== Segment start ==

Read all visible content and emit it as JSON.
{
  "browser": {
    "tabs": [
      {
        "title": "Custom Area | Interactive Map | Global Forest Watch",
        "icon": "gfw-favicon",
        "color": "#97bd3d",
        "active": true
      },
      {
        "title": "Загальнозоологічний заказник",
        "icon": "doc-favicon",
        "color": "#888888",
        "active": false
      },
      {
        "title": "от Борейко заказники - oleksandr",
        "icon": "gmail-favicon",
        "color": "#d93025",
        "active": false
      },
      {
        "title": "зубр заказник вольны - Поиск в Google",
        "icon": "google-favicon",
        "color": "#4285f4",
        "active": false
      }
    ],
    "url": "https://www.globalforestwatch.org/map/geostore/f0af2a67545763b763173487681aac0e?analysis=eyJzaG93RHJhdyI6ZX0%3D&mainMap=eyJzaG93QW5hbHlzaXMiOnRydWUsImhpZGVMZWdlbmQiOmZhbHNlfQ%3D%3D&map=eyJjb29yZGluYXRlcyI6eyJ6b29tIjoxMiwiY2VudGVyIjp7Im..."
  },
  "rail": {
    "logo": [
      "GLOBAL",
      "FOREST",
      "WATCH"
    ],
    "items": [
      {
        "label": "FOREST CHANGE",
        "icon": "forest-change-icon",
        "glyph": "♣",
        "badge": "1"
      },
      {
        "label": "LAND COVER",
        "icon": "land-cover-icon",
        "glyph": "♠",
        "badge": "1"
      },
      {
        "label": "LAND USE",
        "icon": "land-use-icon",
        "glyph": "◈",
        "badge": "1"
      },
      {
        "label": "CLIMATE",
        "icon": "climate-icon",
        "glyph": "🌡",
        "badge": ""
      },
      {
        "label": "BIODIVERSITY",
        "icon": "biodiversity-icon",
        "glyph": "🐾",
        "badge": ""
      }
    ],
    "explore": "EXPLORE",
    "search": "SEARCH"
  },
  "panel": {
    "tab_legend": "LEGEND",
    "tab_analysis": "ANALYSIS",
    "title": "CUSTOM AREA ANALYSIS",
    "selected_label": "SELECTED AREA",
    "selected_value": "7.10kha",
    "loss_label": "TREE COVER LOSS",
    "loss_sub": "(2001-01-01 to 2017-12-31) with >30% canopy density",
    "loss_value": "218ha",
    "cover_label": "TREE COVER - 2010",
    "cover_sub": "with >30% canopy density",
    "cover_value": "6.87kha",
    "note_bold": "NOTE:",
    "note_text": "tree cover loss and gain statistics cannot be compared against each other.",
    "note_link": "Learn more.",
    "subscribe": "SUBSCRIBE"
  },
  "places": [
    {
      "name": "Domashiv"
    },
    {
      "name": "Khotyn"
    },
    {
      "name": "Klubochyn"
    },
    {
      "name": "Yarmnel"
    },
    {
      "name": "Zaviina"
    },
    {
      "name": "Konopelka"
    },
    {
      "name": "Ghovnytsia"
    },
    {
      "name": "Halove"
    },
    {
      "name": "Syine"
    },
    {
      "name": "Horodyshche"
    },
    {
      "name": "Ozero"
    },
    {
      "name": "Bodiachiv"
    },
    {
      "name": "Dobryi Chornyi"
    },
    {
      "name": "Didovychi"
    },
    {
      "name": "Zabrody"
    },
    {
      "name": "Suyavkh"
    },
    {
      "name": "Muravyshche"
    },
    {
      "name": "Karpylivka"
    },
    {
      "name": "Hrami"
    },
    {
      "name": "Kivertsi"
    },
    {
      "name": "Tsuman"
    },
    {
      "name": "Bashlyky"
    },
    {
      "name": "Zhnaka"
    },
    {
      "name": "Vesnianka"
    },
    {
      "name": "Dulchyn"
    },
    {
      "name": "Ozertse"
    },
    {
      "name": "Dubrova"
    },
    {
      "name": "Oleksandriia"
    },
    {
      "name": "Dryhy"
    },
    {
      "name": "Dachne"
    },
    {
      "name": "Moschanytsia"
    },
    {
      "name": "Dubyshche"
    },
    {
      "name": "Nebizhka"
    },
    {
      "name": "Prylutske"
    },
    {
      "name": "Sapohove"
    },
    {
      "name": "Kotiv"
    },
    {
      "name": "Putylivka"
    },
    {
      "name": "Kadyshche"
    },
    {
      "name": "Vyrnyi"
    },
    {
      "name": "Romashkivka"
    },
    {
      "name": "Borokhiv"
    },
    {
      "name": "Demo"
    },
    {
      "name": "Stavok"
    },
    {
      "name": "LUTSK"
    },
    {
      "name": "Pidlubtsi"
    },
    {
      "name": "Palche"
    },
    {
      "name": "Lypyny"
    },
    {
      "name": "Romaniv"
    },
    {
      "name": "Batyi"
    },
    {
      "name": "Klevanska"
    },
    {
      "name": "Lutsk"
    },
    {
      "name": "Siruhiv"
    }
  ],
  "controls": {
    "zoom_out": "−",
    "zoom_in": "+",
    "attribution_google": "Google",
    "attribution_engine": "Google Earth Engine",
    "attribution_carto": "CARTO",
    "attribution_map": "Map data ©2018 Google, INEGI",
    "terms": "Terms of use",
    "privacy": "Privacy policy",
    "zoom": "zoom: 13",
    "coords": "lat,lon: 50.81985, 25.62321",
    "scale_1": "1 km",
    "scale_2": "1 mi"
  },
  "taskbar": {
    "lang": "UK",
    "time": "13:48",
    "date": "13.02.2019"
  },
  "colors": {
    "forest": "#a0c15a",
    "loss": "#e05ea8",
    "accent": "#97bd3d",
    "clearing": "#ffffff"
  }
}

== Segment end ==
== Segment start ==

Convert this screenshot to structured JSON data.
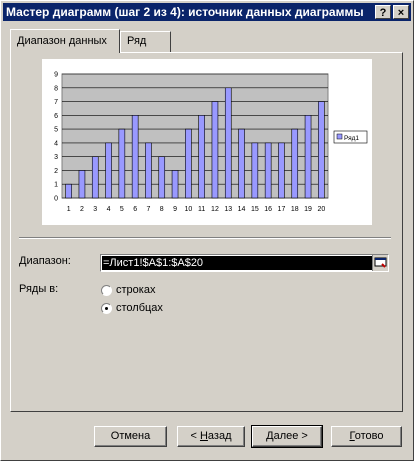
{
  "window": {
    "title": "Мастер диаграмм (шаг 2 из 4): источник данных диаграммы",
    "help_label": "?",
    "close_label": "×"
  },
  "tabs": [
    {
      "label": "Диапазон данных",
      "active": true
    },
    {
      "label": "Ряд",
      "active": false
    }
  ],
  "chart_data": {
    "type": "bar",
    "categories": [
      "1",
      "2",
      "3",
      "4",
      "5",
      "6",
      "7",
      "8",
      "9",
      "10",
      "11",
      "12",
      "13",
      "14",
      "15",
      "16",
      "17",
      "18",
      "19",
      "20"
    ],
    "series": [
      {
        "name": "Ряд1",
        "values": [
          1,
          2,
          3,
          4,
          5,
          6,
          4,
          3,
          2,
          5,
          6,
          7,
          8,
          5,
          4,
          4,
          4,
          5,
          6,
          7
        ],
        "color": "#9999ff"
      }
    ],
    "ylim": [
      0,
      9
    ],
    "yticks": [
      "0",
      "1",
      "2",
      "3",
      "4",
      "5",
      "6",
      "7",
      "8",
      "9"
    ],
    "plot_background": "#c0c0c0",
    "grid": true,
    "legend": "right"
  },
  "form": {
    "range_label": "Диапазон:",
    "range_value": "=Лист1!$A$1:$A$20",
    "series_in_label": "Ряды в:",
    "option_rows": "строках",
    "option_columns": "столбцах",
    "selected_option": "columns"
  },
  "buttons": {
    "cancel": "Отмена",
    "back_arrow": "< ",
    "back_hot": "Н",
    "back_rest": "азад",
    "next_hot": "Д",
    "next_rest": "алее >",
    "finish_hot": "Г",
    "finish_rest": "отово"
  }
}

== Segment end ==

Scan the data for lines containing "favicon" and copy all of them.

        "icon": "gfw-favicon",
        "icon": "doc-favicon",
        "icon": "gmail-favicon",
        "icon": "google-favicon",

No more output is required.